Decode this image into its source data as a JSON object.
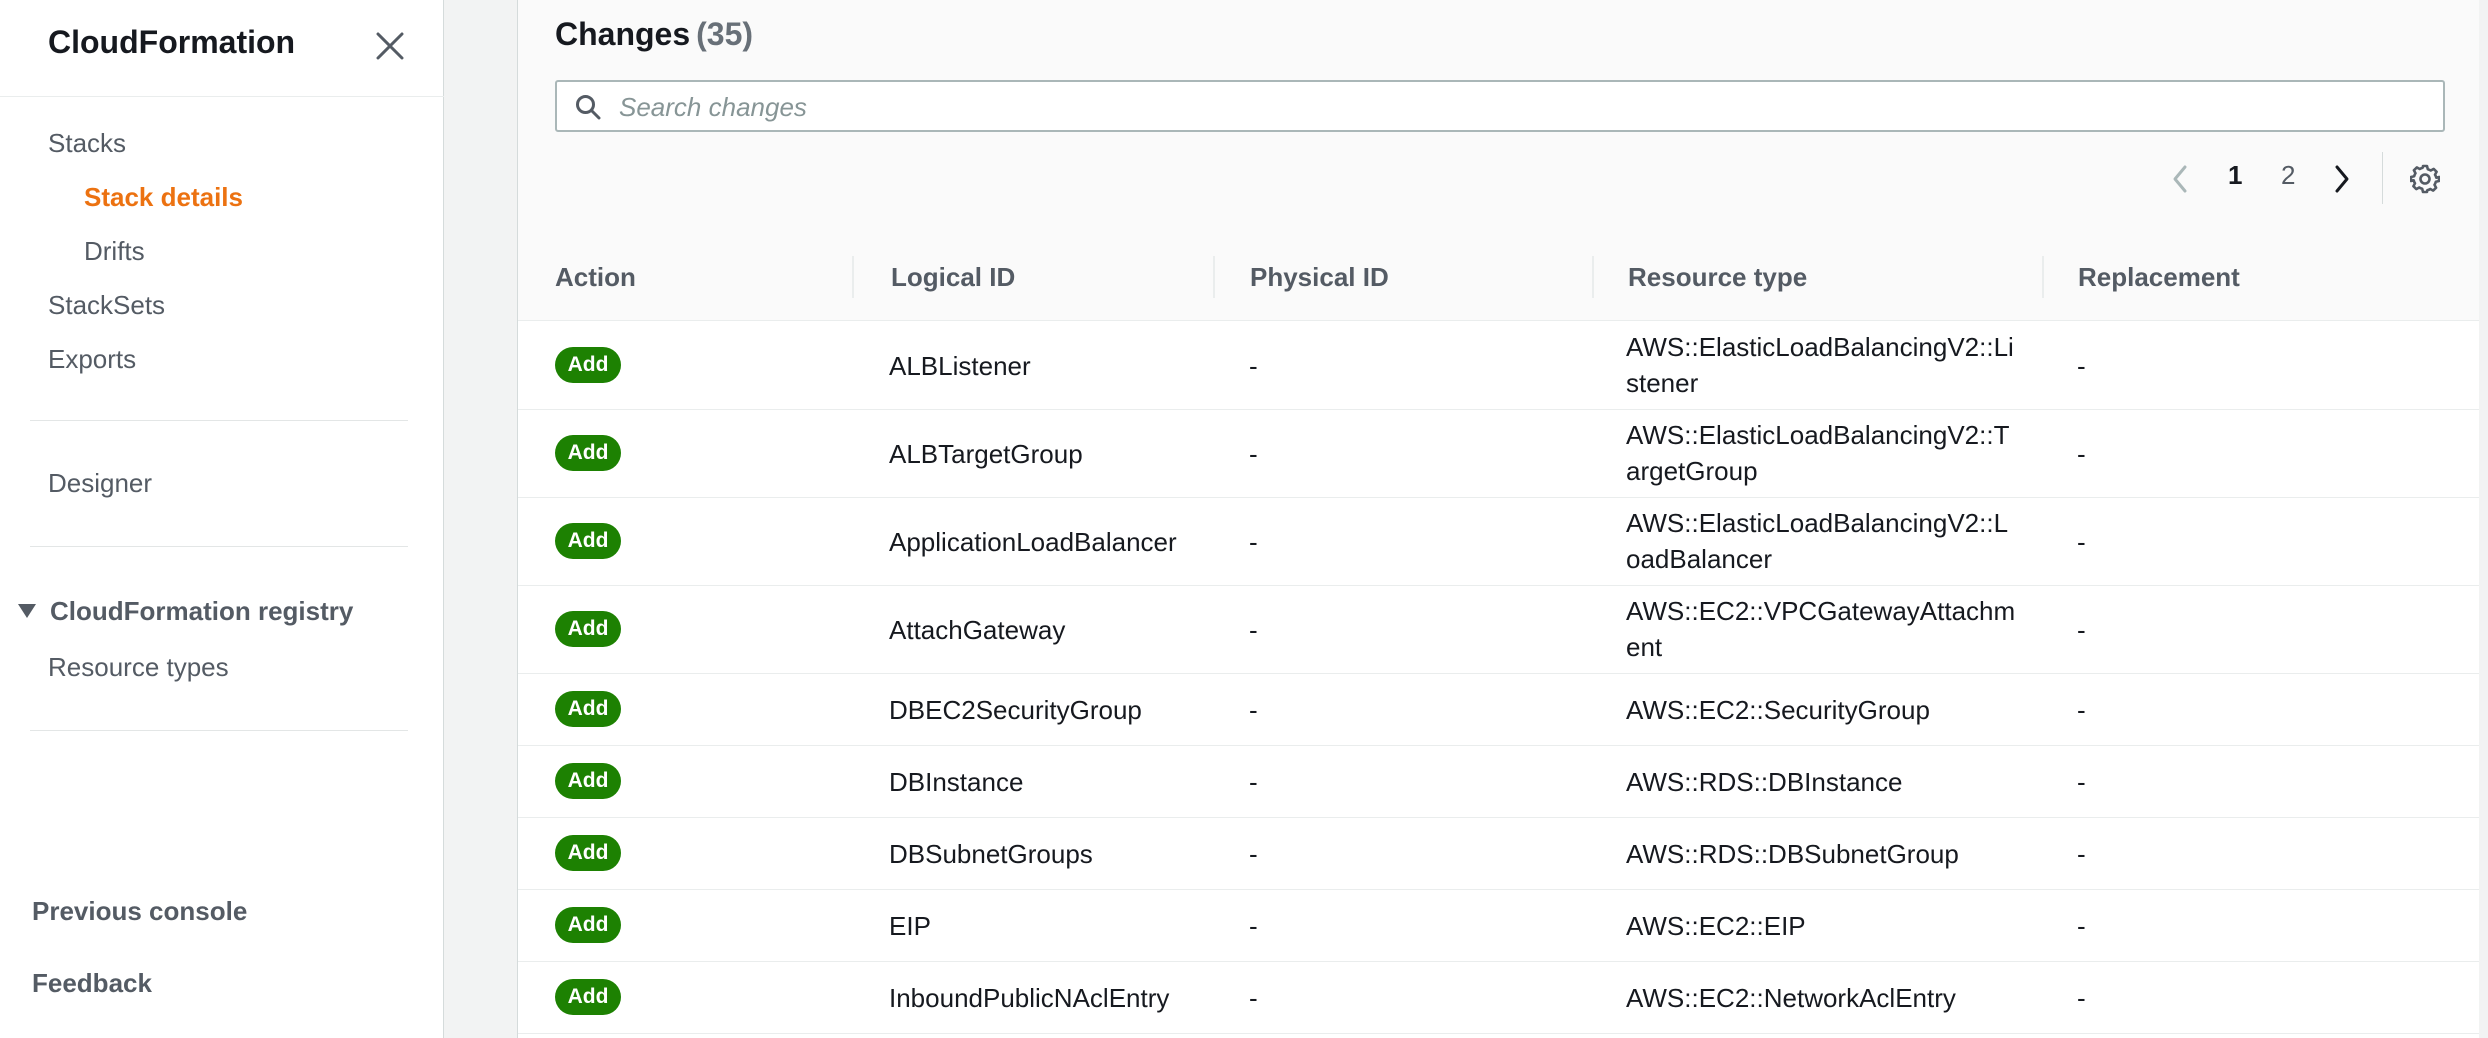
{
  "sidebar": {
    "title": "CloudFormation",
    "items": [
      {
        "label": "Stacks"
      },
      {
        "label": "Stack details"
      },
      {
        "label": "Drifts"
      },
      {
        "label": "StackSets"
      },
      {
        "label": "Exports"
      },
      {
        "label": "Designer"
      }
    ],
    "registry_section": "CloudFormation registry",
    "registry_items": [
      {
        "label": "Resource types"
      }
    ],
    "bottom_links": [
      {
        "label": "Previous console"
      },
      {
        "label": "Feedback"
      }
    ]
  },
  "changes": {
    "title": "Changes",
    "count": "(35)",
    "search_placeholder": "Search changes",
    "pagination": {
      "current": "1",
      "next": "2"
    },
    "columns": [
      "Action",
      "Logical ID",
      "Physical ID",
      "Resource type",
      "Replacement"
    ],
    "rows": [
      {
        "action": "Add",
        "logical_id": "ALBListener",
        "physical_id": "-",
        "resource_type": "AWS::ElasticLoadBalancingV2::Listener",
        "replacement": "-"
      },
      {
        "action": "Add",
        "logical_id": "ALBTargetGroup",
        "physical_id": "-",
        "resource_type": "AWS::ElasticLoadBalancingV2::TargetGroup",
        "replacement": "-"
      },
      {
        "action": "Add",
        "logical_id": "ApplicationLoadBalancer",
        "physical_id": "-",
        "resource_type": "AWS::ElasticLoadBalancingV2::LoadBalancer",
        "replacement": "-"
      },
      {
        "action": "Add",
        "logical_id": "AttachGateway",
        "physical_id": "-",
        "resource_type": "AWS::EC2::VPCGatewayAttachment",
        "replacement": "-"
      },
      {
        "action": "Add",
        "logical_id": "DBEC2SecurityGroup",
        "physical_id": "-",
        "resource_type": "AWS::EC2::SecurityGroup",
        "replacement": "-"
      },
      {
        "action": "Add",
        "logical_id": "DBInstance",
        "physical_id": "-",
        "resource_type": "AWS::RDS::DBInstance",
        "replacement": "-"
      },
      {
        "action": "Add",
        "logical_id": "DBSubnetGroups",
        "physical_id": "-",
        "resource_type": "AWS::RDS::DBSubnetGroup",
        "replacement": "-"
      },
      {
        "action": "Add",
        "logical_id": "EIP",
        "physical_id": "-",
        "resource_type": "AWS::EC2::EIP",
        "replacement": "-"
      },
      {
        "action": "Add",
        "logical_id": "InboundPublicNAclEntry",
        "physical_id": "-",
        "resource_type": "AWS::EC2::NetworkAclEntry",
        "replacement": "-"
      }
    ]
  },
  "colors": {
    "accent": "#ec7211",
    "badge_add": "#1d8102",
    "text": "#16191f",
    "muted": "#545b64"
  },
  "icons": [
    "close-icon",
    "search-icon",
    "chevron-left-icon",
    "chevron-right-icon",
    "gear-icon",
    "caret-down-icon"
  ]
}
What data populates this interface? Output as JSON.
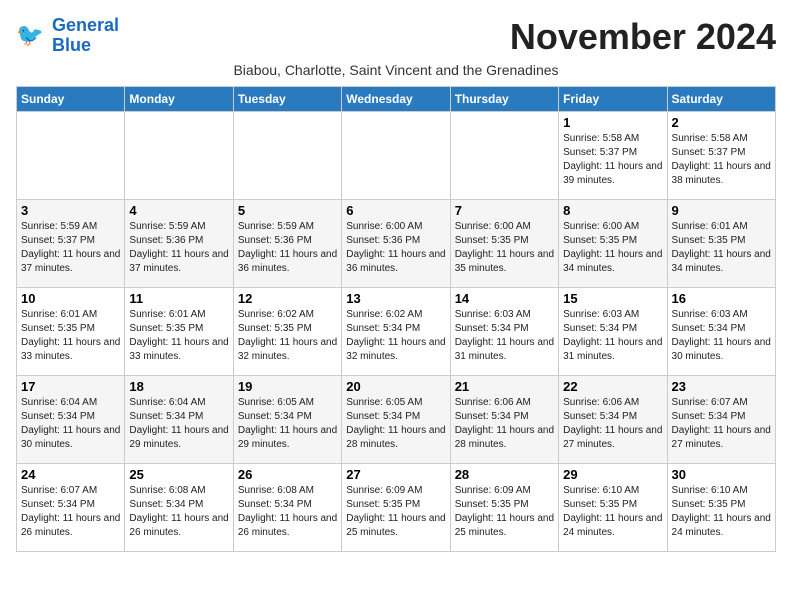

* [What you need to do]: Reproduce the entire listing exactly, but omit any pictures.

* [Result for this task]:
Decode this image into its source data as a JSON object.
{
  "sidebar": {
    "title": "CloudFormation",
    "items": [
      {
        "label": "Stacks"
      },
      {
        "label": "Stack details"
      },
      {
        "label": "Drifts"
      },
      {
        "label": "StackSets"
      },
      {
        "label": "Exports"
      },
      {
        "label": "Designer"
      }
    ],
    "registry_section": "CloudFormation registry",
    "registry_items": [
      {
        "label": "Resource types"
      }
    ],
    "bottom_links": [
      {
        "label": "Previous console"
      },
      {
        "label": "Feedback"
      }
    ]
  },
  "changes": {
    "title": "Changes",
    "count": "(35)",
    "search_placeholder": "Search changes",
    "pagination": {
      "current": "1",
      "next": "2"
    },
    "columns": [
      "Action",
      "Logical ID",
      "Physical ID",
      "Resource type",
      "Replacement"
    ],
    "rows": [
      {
        "action": "Add",
        "logical_id": "ALBListener",
        "physical_id": "-",
        "resource_type": "AWS::ElasticLoadBalancingV2::Listener",
        "replacement": "-"
      },
      {
        "action": "Add",
        "logical_id": "ALBTargetGroup",
        "physical_id": "-",
        "resource_type": "AWS::ElasticLoadBalancingV2::TargetGroup",
        "replacement": "-"
      },
      {
        "action": "Add",
        "logical_id": "ApplicationLoadBalancer",
        "physical_id": "-",
        "resource_type": "AWS::ElasticLoadBalancingV2::LoadBalancer",
        "replacement": "-"
      },
      {
        "action": "Add",
        "logical_id": "AttachGateway",
        "physical_id": "-",
        "resource_type": "AWS::EC2::VPCGatewayAttachment",
        "replacement": "-"
      },
      {
        "action": "Add",
        "logical_id": "DBEC2SecurityGroup",
        "physical_id": "-",
        "resource_type": "AWS::EC2::SecurityGroup",
        "replacement": "-"
      },
      {
        "action": "Add",
        "logical_id": "DBInstance",
        "physical_id": "-",
        "resource_type": "AWS::RDS::DBInstance",
        "replacement": "-"
      },
      {
        "action": "Add",
        "logical_id": "DBSubnetGroups",
        "physical_id": "-",
        "resource_type": "AWS::RDS::DBSubnetGroup",
        "replacement": "-"
      },
      {
        "action": "Add",
        "logical_id": "EIP",
        "physical_id": "-",
        "resource_type": "AWS::EC2::EIP",
        "replacement": "-"
      },
      {
        "action": "Add",
        "logical_id": "InboundPublicNAclEntry",
        "physical_id": "-",
        "resource_type": "AWS::EC2::NetworkAclEntry",
        "replacement": "-"
      }
    ]
  },
  "colors": {
    "accent": "#ec7211",
    "badge_add": "#1d8102",
    "text": "#16191f",
    "muted": "#545b64"
  },
  "icons": [
    "close-icon",
    "search-icon",
    "chevron-left-icon",
    "chevron-right-icon",
    "gear-icon",
    "caret-down-icon"
  ]
}
What data populates this interface? Output as JSON.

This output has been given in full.